WHAT YOU WILL DO —
Every line of the records below that has the word "Press" should be copied.

Data records for software interfaces

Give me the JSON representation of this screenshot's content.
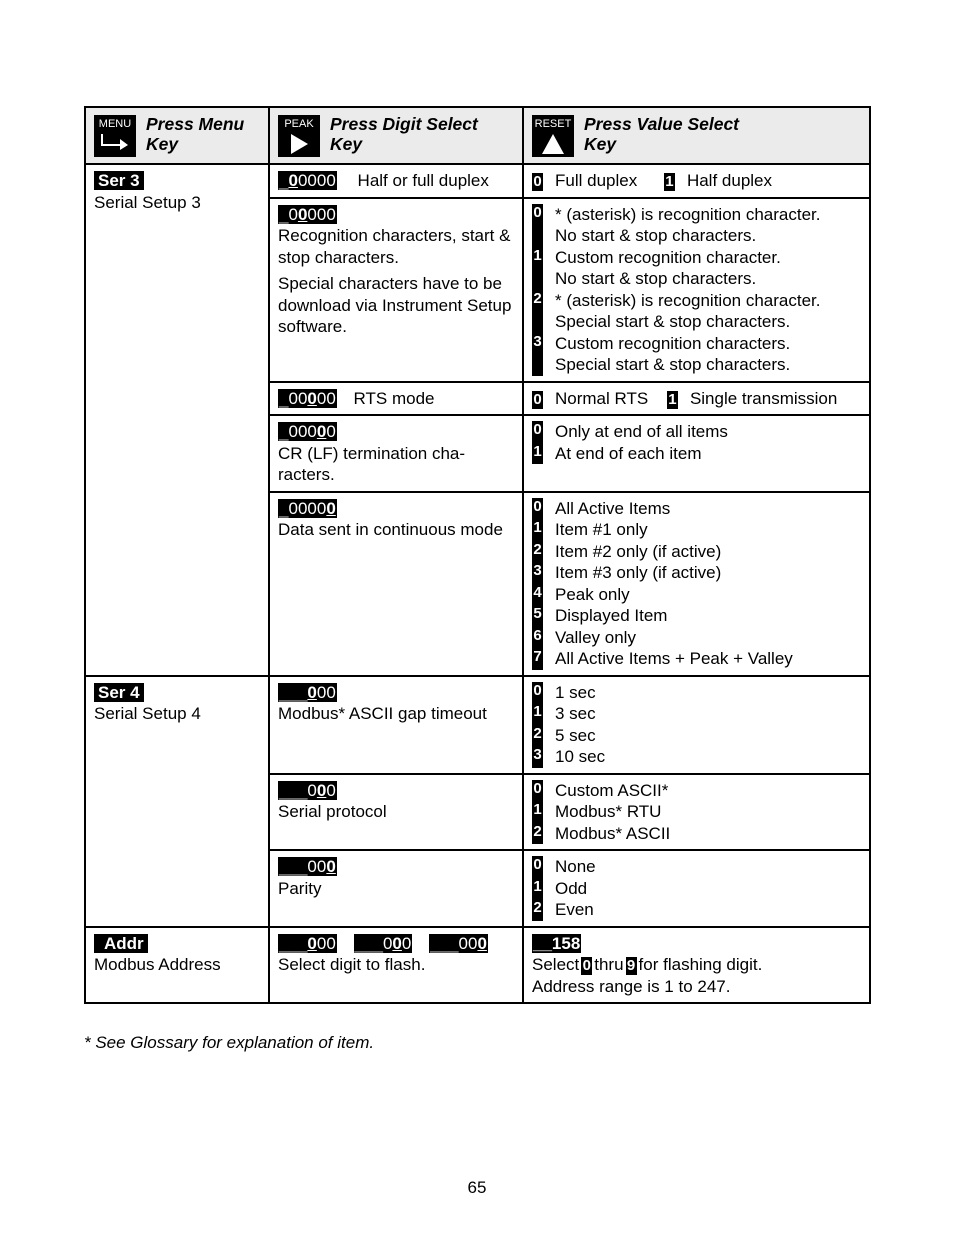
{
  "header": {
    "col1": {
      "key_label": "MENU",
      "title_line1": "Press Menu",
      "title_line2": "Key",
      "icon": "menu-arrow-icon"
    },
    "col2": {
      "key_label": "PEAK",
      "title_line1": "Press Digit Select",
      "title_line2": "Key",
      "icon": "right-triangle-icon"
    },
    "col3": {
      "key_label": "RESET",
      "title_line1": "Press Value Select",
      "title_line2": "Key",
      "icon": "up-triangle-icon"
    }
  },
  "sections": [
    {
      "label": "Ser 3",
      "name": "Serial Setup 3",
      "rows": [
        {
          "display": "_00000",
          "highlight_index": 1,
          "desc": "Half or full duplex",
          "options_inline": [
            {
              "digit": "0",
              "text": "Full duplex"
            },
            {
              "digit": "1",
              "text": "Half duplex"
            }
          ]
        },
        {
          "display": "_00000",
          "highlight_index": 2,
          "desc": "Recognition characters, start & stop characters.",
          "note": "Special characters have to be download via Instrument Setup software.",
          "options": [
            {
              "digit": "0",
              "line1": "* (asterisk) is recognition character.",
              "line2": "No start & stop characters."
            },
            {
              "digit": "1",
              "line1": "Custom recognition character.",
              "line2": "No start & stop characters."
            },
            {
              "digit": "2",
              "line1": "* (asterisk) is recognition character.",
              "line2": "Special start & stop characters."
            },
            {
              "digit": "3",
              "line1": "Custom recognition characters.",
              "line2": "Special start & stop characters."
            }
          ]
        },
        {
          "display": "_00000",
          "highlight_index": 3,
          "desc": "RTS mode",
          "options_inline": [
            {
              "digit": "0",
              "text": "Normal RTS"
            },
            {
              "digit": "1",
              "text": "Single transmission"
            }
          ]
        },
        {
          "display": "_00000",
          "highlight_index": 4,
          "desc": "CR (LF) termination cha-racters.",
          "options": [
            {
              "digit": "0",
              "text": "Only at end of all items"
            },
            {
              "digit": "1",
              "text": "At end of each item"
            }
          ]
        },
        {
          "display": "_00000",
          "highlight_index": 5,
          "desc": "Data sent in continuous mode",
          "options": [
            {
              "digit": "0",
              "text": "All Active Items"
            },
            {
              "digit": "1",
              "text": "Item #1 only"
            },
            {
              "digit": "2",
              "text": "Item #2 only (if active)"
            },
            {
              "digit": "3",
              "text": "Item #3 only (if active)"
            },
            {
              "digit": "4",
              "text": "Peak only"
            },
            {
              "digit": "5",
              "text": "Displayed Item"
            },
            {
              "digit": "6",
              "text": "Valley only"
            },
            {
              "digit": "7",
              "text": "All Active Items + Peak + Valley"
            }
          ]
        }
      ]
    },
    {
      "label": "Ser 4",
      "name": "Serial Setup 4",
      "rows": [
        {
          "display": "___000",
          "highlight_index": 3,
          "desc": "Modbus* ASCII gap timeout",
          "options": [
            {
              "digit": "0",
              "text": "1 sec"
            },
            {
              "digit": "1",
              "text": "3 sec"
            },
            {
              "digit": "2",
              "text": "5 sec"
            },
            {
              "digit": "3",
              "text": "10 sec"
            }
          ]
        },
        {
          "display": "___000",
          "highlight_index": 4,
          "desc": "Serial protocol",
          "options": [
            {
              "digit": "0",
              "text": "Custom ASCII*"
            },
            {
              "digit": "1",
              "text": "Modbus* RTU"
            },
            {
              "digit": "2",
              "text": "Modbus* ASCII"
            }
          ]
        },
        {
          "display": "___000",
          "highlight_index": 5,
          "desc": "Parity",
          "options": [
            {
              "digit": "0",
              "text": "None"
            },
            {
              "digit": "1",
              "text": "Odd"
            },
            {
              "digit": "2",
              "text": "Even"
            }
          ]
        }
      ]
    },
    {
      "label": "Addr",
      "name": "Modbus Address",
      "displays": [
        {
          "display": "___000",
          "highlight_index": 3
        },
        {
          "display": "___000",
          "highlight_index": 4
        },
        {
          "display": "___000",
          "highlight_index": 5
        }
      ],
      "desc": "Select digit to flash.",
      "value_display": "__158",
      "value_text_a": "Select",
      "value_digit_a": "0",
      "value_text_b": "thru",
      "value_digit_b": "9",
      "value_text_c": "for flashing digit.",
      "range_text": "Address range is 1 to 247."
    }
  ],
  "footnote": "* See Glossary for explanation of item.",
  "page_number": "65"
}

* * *

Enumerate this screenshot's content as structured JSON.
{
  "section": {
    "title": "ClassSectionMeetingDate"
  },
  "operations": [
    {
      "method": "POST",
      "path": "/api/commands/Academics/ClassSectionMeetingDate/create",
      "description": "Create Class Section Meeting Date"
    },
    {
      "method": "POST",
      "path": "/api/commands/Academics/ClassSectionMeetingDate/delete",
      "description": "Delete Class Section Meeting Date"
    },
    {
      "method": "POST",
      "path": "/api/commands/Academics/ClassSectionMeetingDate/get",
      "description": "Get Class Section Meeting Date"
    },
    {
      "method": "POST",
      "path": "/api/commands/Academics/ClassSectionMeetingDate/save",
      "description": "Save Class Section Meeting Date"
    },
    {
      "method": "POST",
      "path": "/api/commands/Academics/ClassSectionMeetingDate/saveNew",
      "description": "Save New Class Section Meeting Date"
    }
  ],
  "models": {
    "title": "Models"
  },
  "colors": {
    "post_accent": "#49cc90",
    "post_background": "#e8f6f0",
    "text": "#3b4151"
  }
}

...

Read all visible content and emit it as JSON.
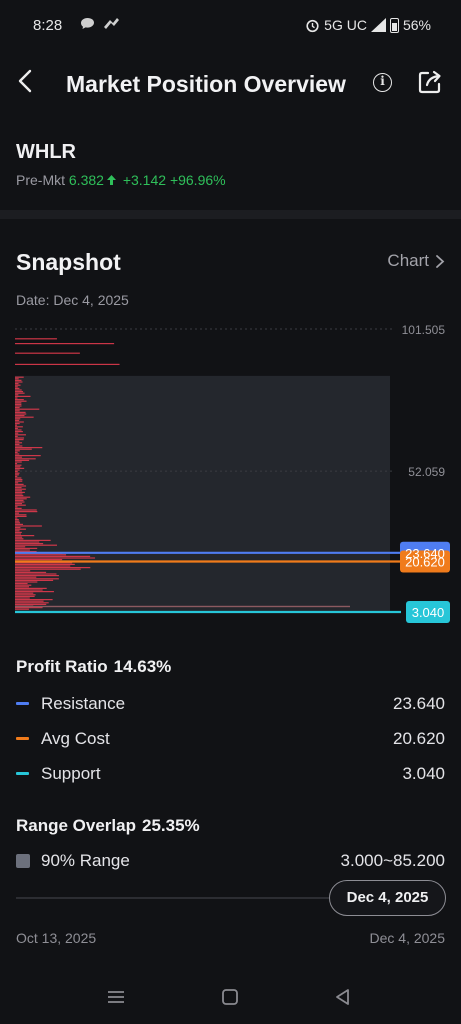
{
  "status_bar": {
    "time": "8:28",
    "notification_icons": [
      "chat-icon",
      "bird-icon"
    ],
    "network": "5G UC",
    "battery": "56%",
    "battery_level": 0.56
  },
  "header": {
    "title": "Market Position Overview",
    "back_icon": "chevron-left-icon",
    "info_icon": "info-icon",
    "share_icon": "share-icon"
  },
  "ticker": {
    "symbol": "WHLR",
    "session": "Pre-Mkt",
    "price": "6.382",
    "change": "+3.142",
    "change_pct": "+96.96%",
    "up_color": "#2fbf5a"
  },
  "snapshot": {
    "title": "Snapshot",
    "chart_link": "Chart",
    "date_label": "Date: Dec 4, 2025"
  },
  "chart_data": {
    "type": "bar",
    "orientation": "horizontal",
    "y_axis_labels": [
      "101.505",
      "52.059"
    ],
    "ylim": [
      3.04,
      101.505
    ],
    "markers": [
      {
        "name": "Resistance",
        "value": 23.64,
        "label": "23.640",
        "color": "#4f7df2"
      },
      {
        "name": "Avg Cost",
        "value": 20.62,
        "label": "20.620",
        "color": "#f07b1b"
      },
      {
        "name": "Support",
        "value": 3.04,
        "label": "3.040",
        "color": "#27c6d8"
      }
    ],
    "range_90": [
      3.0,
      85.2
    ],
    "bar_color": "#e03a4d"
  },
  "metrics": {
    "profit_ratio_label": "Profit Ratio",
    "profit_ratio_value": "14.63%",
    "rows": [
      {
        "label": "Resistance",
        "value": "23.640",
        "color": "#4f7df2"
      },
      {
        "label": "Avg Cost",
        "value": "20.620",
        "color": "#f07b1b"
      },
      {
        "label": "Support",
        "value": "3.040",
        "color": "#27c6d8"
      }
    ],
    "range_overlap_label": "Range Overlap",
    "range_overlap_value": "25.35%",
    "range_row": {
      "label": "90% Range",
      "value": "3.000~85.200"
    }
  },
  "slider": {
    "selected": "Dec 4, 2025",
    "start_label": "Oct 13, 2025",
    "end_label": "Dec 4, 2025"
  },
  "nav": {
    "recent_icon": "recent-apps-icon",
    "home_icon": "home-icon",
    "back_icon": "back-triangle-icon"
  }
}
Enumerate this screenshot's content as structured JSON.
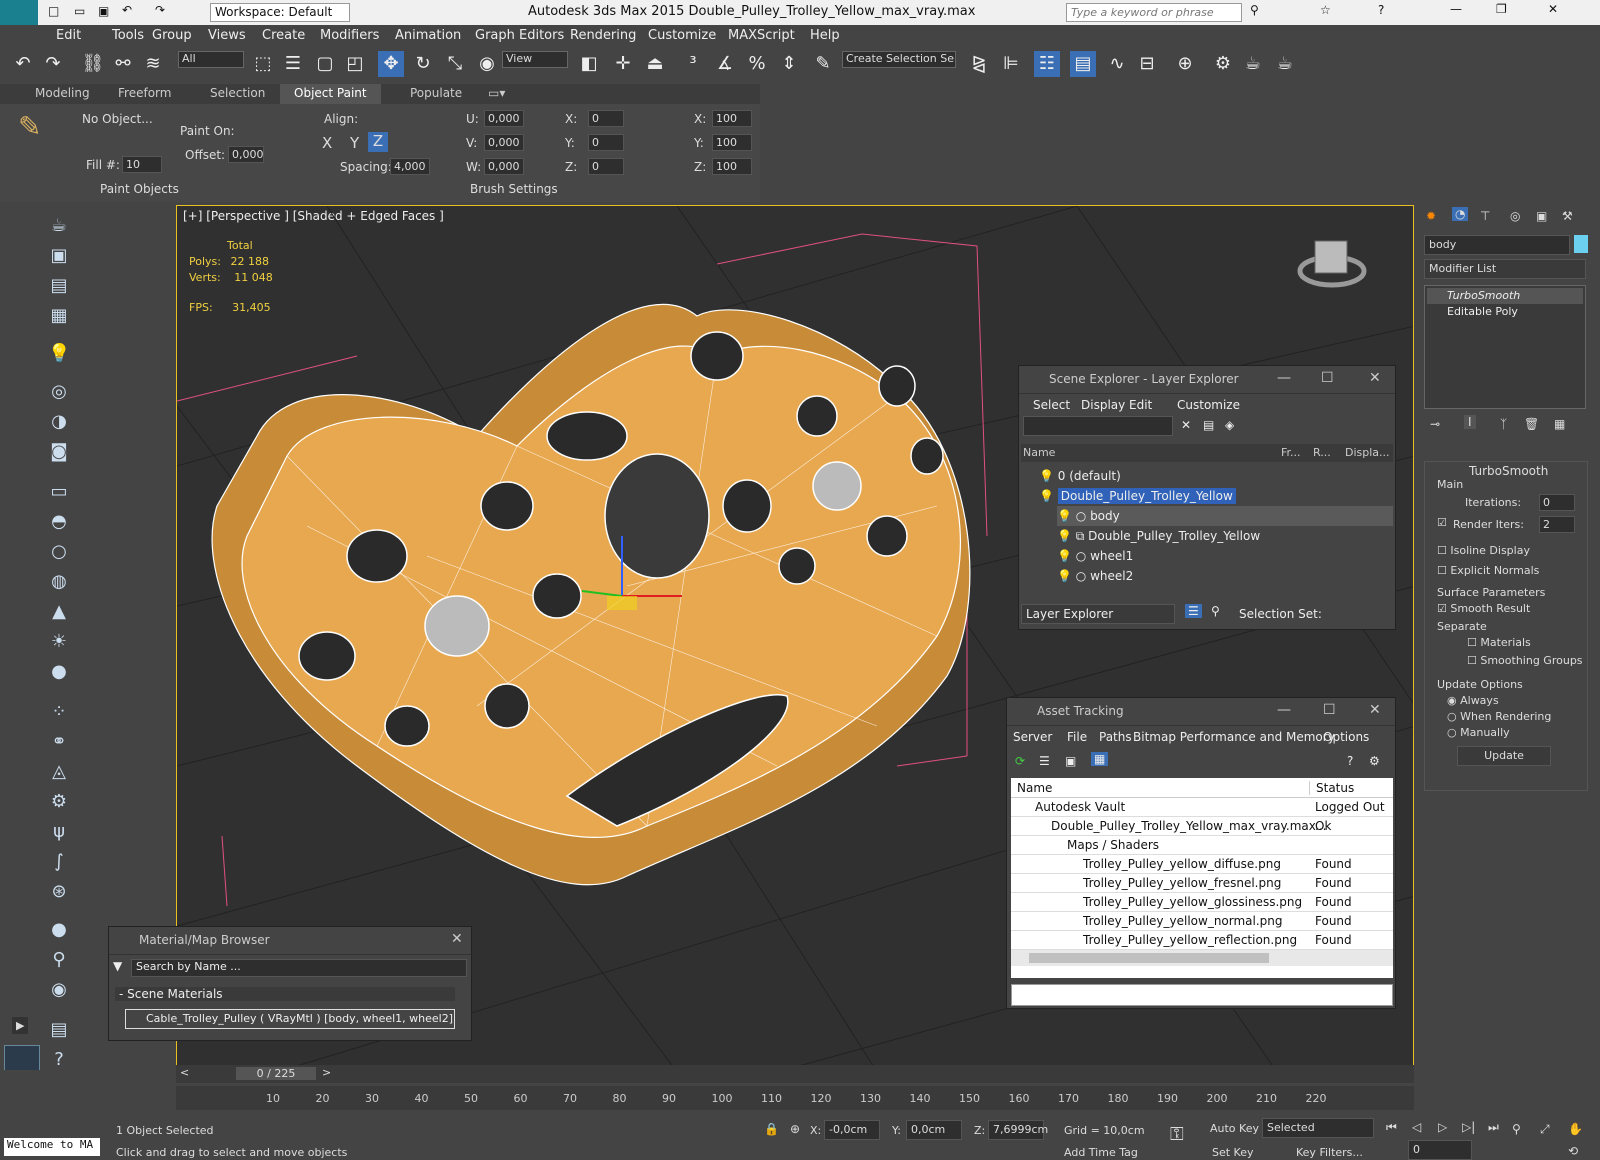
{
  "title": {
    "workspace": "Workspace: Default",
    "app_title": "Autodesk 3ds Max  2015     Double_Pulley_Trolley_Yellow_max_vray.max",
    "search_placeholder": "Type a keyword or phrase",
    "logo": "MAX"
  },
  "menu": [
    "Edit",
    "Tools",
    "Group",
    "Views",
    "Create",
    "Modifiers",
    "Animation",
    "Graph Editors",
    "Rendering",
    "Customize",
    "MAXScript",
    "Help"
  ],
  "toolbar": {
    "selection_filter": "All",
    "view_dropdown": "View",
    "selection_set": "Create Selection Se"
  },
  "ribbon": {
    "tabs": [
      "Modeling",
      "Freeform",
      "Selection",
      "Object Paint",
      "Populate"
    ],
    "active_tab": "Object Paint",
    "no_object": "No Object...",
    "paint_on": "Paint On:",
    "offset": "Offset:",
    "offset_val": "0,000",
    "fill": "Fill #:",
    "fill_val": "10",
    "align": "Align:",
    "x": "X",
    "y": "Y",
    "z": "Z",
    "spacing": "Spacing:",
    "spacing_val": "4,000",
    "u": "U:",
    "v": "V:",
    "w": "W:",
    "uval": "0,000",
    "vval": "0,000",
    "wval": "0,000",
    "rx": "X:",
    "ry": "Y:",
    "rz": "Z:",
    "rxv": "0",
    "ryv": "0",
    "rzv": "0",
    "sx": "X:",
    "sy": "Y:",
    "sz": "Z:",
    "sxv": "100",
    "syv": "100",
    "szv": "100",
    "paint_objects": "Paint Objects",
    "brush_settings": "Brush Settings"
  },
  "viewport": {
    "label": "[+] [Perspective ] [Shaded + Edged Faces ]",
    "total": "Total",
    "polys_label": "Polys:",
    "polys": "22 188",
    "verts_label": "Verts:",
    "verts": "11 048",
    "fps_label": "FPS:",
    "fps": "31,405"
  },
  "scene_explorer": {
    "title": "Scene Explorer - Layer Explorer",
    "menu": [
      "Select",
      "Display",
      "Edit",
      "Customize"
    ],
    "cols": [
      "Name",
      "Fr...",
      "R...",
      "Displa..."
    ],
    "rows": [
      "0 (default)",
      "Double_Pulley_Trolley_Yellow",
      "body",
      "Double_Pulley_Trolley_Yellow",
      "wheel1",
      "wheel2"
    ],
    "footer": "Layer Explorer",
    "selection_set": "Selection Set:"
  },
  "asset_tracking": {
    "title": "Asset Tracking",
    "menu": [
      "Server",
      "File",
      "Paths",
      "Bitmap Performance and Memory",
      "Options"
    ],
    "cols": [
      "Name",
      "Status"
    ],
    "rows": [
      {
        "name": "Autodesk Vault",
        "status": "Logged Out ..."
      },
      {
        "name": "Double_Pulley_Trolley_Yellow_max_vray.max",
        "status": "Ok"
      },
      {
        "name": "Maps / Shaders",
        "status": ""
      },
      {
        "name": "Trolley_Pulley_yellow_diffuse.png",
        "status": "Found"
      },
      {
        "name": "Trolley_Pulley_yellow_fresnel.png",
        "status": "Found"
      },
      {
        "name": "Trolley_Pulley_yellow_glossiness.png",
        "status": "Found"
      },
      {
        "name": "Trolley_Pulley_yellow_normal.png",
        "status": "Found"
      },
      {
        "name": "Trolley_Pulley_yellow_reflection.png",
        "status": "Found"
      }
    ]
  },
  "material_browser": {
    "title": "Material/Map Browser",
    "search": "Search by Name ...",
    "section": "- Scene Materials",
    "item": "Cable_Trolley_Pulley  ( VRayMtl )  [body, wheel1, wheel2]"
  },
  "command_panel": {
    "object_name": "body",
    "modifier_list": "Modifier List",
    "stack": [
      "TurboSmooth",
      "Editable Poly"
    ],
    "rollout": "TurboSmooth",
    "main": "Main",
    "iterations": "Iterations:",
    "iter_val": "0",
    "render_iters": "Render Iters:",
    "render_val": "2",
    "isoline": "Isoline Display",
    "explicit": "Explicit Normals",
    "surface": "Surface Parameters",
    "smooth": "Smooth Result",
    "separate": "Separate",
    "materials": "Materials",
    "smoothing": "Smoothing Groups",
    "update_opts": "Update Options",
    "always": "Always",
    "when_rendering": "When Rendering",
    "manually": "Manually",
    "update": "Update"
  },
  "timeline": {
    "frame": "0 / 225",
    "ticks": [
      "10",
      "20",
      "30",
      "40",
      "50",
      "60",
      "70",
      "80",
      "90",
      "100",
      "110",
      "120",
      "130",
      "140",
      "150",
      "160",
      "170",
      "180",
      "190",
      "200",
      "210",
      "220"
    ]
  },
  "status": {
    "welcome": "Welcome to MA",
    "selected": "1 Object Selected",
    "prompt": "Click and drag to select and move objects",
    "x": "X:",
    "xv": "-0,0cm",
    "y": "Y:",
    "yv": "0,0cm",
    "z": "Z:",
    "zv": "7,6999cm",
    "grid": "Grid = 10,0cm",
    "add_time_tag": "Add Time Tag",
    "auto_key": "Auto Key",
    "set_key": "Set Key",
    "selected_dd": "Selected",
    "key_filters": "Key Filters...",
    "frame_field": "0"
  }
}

SOLUTION —
      "title_line1": "Press Menu",
      "title_line1": "Press Digit Select",
      "title_line1": "Press Value Select",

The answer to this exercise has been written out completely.